Like a lot of things in this world, graphic design is subject to the tides of fashion. Trends emerge, then disappear, then remerge decades or hundreds of years later in a new form and for a new purpose. We might not think of it in these terms, but graphic design was around for thousands of years, and there is little that hasn’t been done in one way or another. Take Egyptian hieroglyphs for example – what are they if not an ancient style of graphic design. It is not essential to look for a graphic designer who has their hand on the pulse of design trends. In fact, it is better to look for ones that have cultivated a unique personal style that they stick to if you’re in the niche that their design serves. But trends are important to consider when you are thinking in terms of design commercialisation. Whether you want your design to end up being unique, or to be in keeping with the trends to please the market, it’s good to know what is on top this year.
Late 19th Century Ornate
In a sea of seeming minimalism, this trend is coming back and gaining strength. It is a highly ornamented, deeply detailed shape, often expressed typographically. It isn’t necessarily color rich to maintain that vintage vibe about it, but it is very fluid and has incredible volume. It is coming to symbolise a sense of genuineness, conveying that the product or service goes back in time and has stood the test of time, proving its superior quality. It is a graphic design trend that is widely applied to areas where age is an advantage – pubs, barber shops, alcohol brands, tattoo parlors, and the like. Many look to this style of graphic design if they seek to create a sense of royalty for their brand.
This graphic design trend is characterised by high-brightness, high-contrast color transitions that span across the entirety of the design area in question. This style is also a response to minimalism, especially in the space of material design. The reasons for its new found popularity are simple. On the one hand, contemporary technology allows for this play of bringt colors in ways that were impossible in previous decades, especially in print. Secondly, the recognisability of brands is becoming difficult where everyone is going minimalist, so simplicity no longer means saliency, especially in western markets. This means that attention is once again grabbed and retained by color and depth of detail, which is something you might want to use for your own purposes.

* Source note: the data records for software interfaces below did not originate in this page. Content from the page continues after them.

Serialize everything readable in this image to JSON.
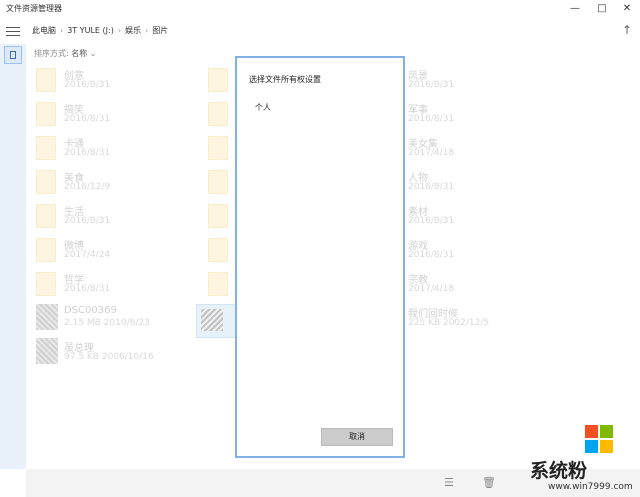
{
  "window": {
    "title": "文件资源管理器"
  },
  "nav": {
    "crumbs": [
      "此电脑",
      "3T YULE (J:)",
      "娱乐",
      "图片"
    ]
  },
  "sort": {
    "label": "排序方式:",
    "value": "名称"
  },
  "files": [
    {
      "name": "创意",
      "date": "2016/8/31",
      "kind": "folder"
    },
    {
      "name": "搞笑",
      "date": "2016/8/31",
      "kind": "folder"
    },
    {
      "name": "卡通",
      "date": "2016/8/31",
      "kind": "folder"
    },
    {
      "name": "美食",
      "date": "2016/12/9",
      "kind": "folder"
    },
    {
      "name": "生活",
      "date": "2016/8/31",
      "kind": "folder"
    },
    {
      "name": "微博",
      "date": "2017/4/24",
      "kind": "folder"
    },
    {
      "name": "哲学",
      "date": "2016/8/31",
      "kind": "folder"
    },
    {
      "name": "DSC00369",
      "date": "2.15 MB 2010/6/23",
      "kind": "image"
    },
    {
      "name": "虽总理",
      "date": "97.5 KB 2006/10/16",
      "kind": "image"
    },
    {
      "name": "风景",
      "date": "2016/8/31",
      "kind": "folder"
    },
    {
      "name": "军事",
      "date": "2016/8/31",
      "kind": "folder"
    },
    {
      "name": "美女集",
      "date": "2017/4/18",
      "kind": "folder"
    },
    {
      "name": "人物",
      "date": "2016/8/31",
      "kind": "folder"
    },
    {
      "name": "素材",
      "date": "2016/8/31",
      "kind": "folder"
    },
    {
      "name": "游戏",
      "date": "2016/8/31",
      "kind": "folder"
    },
    {
      "name": "宗教",
      "date": "2017/4/18",
      "kind": "folder"
    },
    {
      "name": "我们回时候",
      "date": "225 KB 2002/12/5",
      "kind": "image"
    }
  ],
  "dialog": {
    "title": "选择文件所有权设置",
    "option": "个人",
    "cancel_label": "取消"
  },
  "watermark": {
    "brand": "系统粉",
    "url": "www.win7999.com"
  },
  "icons": {
    "hamburger": "hamburger-icon",
    "up": "up-arrow-icon",
    "view": "list-view-icon",
    "delete": "trash-icon"
  },
  "colors": {
    "dialog_border": "#7fb2e5",
    "folder": "#fbe9b8",
    "accent": "#0078d7"
  }
}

This is a trend of graphic design where the viewer perceives the image as something made by hand out of physical paper. The play of depth, shadows and a seemingly real material, gives the design a sense or solidity and physical realness. By looking at the paper cut style, the viewer can almost sense the texture of the image as if they were to touch it. This style is excellent for book covers or physical product labels where a solid 3D effect is desired.